As I got older, I’d move on to more narrative-driven games with complex stories and characters. I found myself searching for acceptance in games as a queer person, but there wasn’t a lot of representation in the late 90s. Despite that, gaming and its characters did become a part of my identity. I’d finish my homework and dive into Final Fantasy, Resident Evil, or The Legend of Zelda. I found myself drawn to strong heroes, mostly women, who knew how to take charge. It wasn’t until I was older I’d find myself interested in competitive games to play with my friends like Halo and Soul Calibur.
While narrative games offered a view into relationships with the stories, multiplayer and competitive games let me build my relationships in real life. I loved the friendly competition these games brought. The thrill of throwing my friend off a stage in Soul Calibur or being blown up in Halo by her grenade as she laughed manically beside me in triumph was unmatched. It was a great way to create a bond with others that was sometimes hard to find in single-player adventures.
I never dove into the world of online, competitive gaming during that time, but later, as an adult, I’d find myself drawn to one game in particular: Overwatch. I hadn’t played a competitive first-person shooter since Halo. Overwatch’s hero-based team battles drew me in. While the story is not a central factor in the game, I couldn’t help but create connections with the characters and their respective struggles leading up to its release. I found myself reading everything I could in anticipation of getting to meet these characters in-game.
Once Overwatch came out, I was hooked. The gameplay was addictive. And then I entered voice chat. I knew going in that it was probably best to communicate with my fellow team members. It was especially important since I mained Lucio, the healer with the rockin’ beats. I was not ready for just how abusive people can be in games. I knew that toxicity existed, but I had never really encountered it before, and honestly, it hurt.
I was met with gay slurs and people assuming I was a woman because of my feminine voice and degrading me based on that. Never mind the fact that I was a good player who listened and supported my teammates. That isn’t to say it happened every time, but it did happen enough that eventually I just stopped using voice chat. I became nervous and anxious before and during matches whenever I was in it. It made me most anxious when another player addressed me. I knew I should speak up.
In 2021, the ADL reported that 75 percent of gamers experience harassment in Overwatch. Today, I don’t play Overwatch very much. I haven’t picked it up often in the last year or two with all the allegations of abuse surrounding Blizzard. I do, however, still avoid voice chat when I play other online games with people I don’t know. Some companies, like Riot, are taking steps to help curb the abuse. Last year, they announced they’d start recording all voice chats in Valorant. Players can opt-out of it, but that means they also forfeit using voice chat.

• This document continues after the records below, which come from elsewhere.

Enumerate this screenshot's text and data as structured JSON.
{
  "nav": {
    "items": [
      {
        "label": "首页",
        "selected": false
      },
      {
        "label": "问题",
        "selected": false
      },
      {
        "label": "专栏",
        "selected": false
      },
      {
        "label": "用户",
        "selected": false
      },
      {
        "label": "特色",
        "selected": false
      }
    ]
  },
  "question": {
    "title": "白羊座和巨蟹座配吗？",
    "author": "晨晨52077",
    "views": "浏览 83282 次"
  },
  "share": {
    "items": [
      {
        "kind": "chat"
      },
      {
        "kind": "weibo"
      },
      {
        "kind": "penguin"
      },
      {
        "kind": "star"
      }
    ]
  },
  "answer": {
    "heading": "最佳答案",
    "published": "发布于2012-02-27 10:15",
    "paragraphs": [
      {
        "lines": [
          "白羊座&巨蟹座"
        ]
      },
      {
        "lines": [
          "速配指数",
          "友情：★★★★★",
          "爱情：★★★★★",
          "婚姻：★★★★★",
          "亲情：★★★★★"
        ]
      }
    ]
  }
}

While this doesn’t eliminate abuse, it can help female and queer gamers feel safer.
I think voice chat in competitive games is a vital part of a team’s success, but unless you’re playing with friends, some players just don’t care. Moving forward, I hope more companies take steps to make their communities feel safer. After all, we all want to feel like a welcome part of the team in whatever game we’re playing.